|International Classification||C08B11/12, C08B17/06, C08B17/00|
|Cooperative Classification||C08B11/12, C08B17/06|
|European Classification||C08B17/06, C08B11/12|
|Mar 4, 1982||AS||Assignment|
Owner name: KAO SOAP CO., LTD., 14-10, NIHONBASHI-KAYABACHO 1-
Free format text: ASSIGNMENT OF ASSIGNORS INTEREST.;ASSIGNORS:NAKAYAMA, MUTSUO;YAMAGUCHI, HIROMI;YAMASAKI, HARUMASA;REEL/FRAME:003991/0107
Effective date: 19820222
|Feb 14, 1984||CC||Certificate of correction|
|Apr 6, 1987||FPAY||Fee payment|

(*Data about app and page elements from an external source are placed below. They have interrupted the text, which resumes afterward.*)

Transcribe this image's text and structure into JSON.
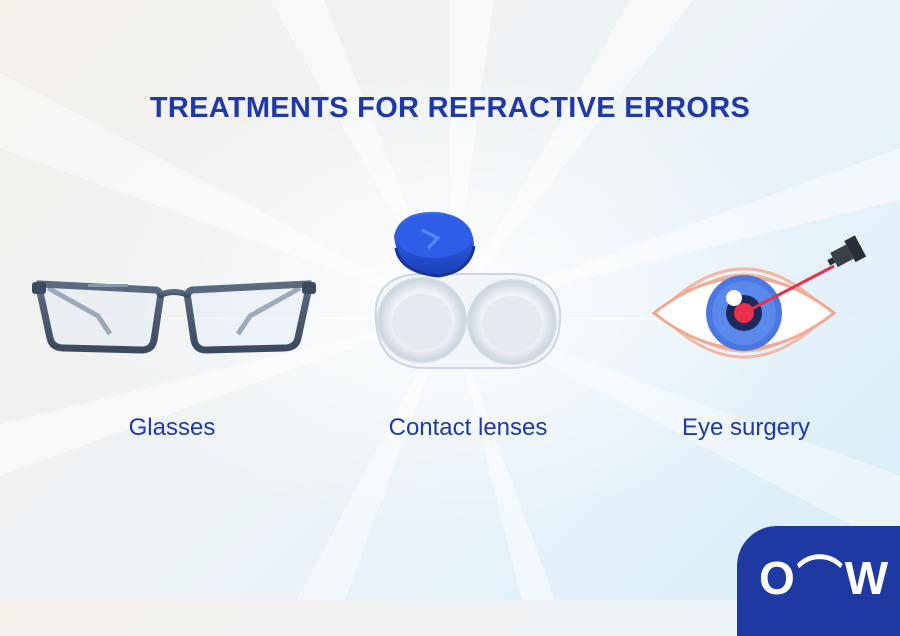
{
  "title": "TREATMENTS FOR REFRACTIVE ERRORS",
  "treatments": [
    {
      "label": "Glasses",
      "icon": "glasses-icon"
    },
    {
      "label": "Contact lenses",
      "icon": "contact-lens-case-icon"
    },
    {
      "label": "Eye surgery",
      "icon": "laser-eye-icon"
    }
  ],
  "logo": {
    "text": "O⌒W"
  },
  "colors": {
    "accent": "#1f3aa8",
    "logo_bg": "#1e3aa2",
    "lens_cap": "#1f4fd6",
    "iris": "#4a78e0",
    "laser": "#e8304a"
  }
}
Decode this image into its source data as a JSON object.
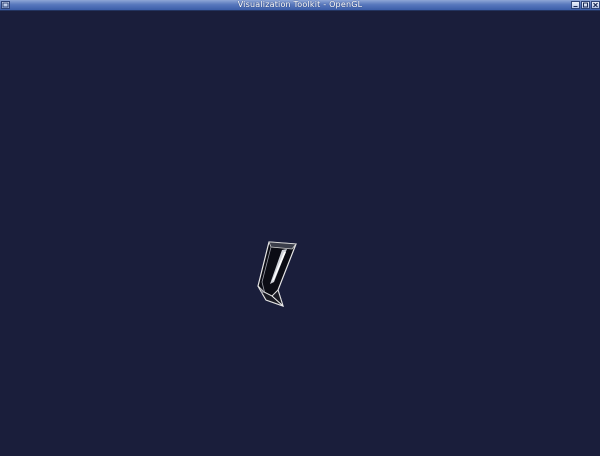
{
  "window": {
    "title": "Visualization Toolkit - OpenGL"
  },
  "icons": {
    "system_menu": "window-menu-icon",
    "minimize": "minimize-icon",
    "maximize": "maximize-icon",
    "close": "close-icon"
  },
  "colors": {
    "background": "#1a1e3b",
    "titlebar": "#5878bd",
    "object_outline": "#e8e8e8"
  }
}
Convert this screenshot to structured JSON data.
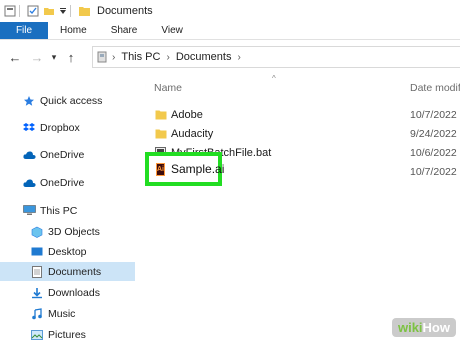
{
  "window": {
    "title": "Documents"
  },
  "ribbon": {
    "tabs": [
      "File",
      "Home",
      "Share",
      "View"
    ]
  },
  "address": {
    "crumbs": [
      "This PC",
      "Documents"
    ]
  },
  "sidebar": {
    "items": [
      {
        "label": "Quick access"
      },
      {
        "label": "Dropbox"
      },
      {
        "label": "OneDrive"
      },
      {
        "label": "OneDrive"
      },
      {
        "label": "This PC"
      },
      {
        "label": "3D Objects"
      },
      {
        "label": "Desktop"
      },
      {
        "label": "Documents"
      },
      {
        "label": "Downloads"
      },
      {
        "label": "Music"
      },
      {
        "label": "Pictures"
      }
    ]
  },
  "content": {
    "columns": {
      "name": "Name",
      "date": "Date modifie"
    },
    "rows": [
      {
        "name": "Adobe",
        "date": "10/7/2022"
      },
      {
        "name": "Audacity",
        "date": "9/24/2022"
      },
      {
        "name": "MyFirstBatchFile.bat",
        "date": "10/6/2022"
      },
      {
        "name": "Sample.ai",
        "date": "10/7/2022"
      }
    ],
    "ai_icon_text": "Ai"
  },
  "watermark": {
    "prefix": "wiki",
    "suffix": "How"
  }
}
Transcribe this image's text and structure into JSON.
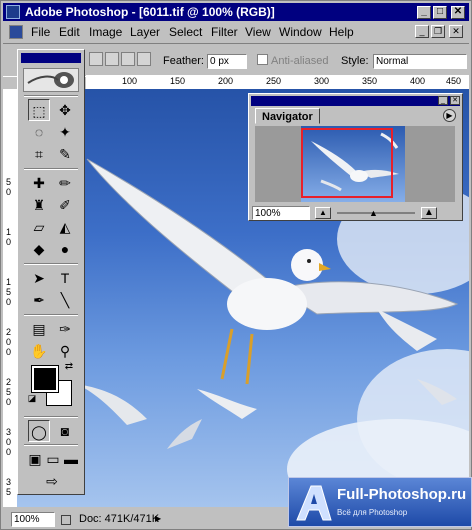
{
  "window": {
    "app_name": "Adobe Photoshop",
    "document_title": "[6011.tif @ 100% (RGB)]",
    "title_separator": " - "
  },
  "menu": {
    "items": [
      {
        "label": "File",
        "key": "file"
      },
      {
        "label": "Edit",
        "key": "edit"
      },
      {
        "label": "Image",
        "key": "image"
      },
      {
        "label": "Layer",
        "key": "layer"
      },
      {
        "label": "Select",
        "key": "select"
      },
      {
        "label": "Filter",
        "key": "filter"
      },
      {
        "label": "View",
        "key": "view"
      },
      {
        "label": "Window",
        "key": "window"
      },
      {
        "label": "Help",
        "key": "help"
      }
    ]
  },
  "options": {
    "feather_label": "Feather:",
    "feather_value": "0 px",
    "antialias_label": "Anti-aliased",
    "style_label": "Style:",
    "style_value": "Normal"
  },
  "rulers": {
    "horizontal": [
      "100",
      "150",
      "200",
      "250",
      "300",
      "350",
      "400",
      "450"
    ],
    "vertical": [
      "5",
      "0",
      "1",
      "0",
      "1",
      "5",
      "0",
      "2",
      "0",
      "0",
      "2",
      "5",
      "0",
      "3",
      "0",
      "0",
      "3",
      "5"
    ]
  },
  "navigator": {
    "tab_label": "Navigator",
    "zoom_value": "100%"
  },
  "status": {
    "zoom": "100%",
    "doc_info": "Doc: 471K/471K"
  },
  "watermark": {
    "main": "Full-Photoshop.ru",
    "sub": "Всё для Photoshop"
  },
  "colors": {
    "titlebar": "#000080",
    "navigator_view_box": "#e8202a",
    "sky": "#3d6fc8"
  }
}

Year of fee payment: 4
|Apr 3, 1991||FPAY||Fee payment|
Year of fee payment: 8
|May 23, 1995||REMI||Maintenance fee reminder mailed|
|Oct 15, 1995||LAPS||Lapse for failure to pay maintenance fees|
|Dec 26, 1995||FP||Expired due to failure to pay maintenance fee|
Effective date: 19951018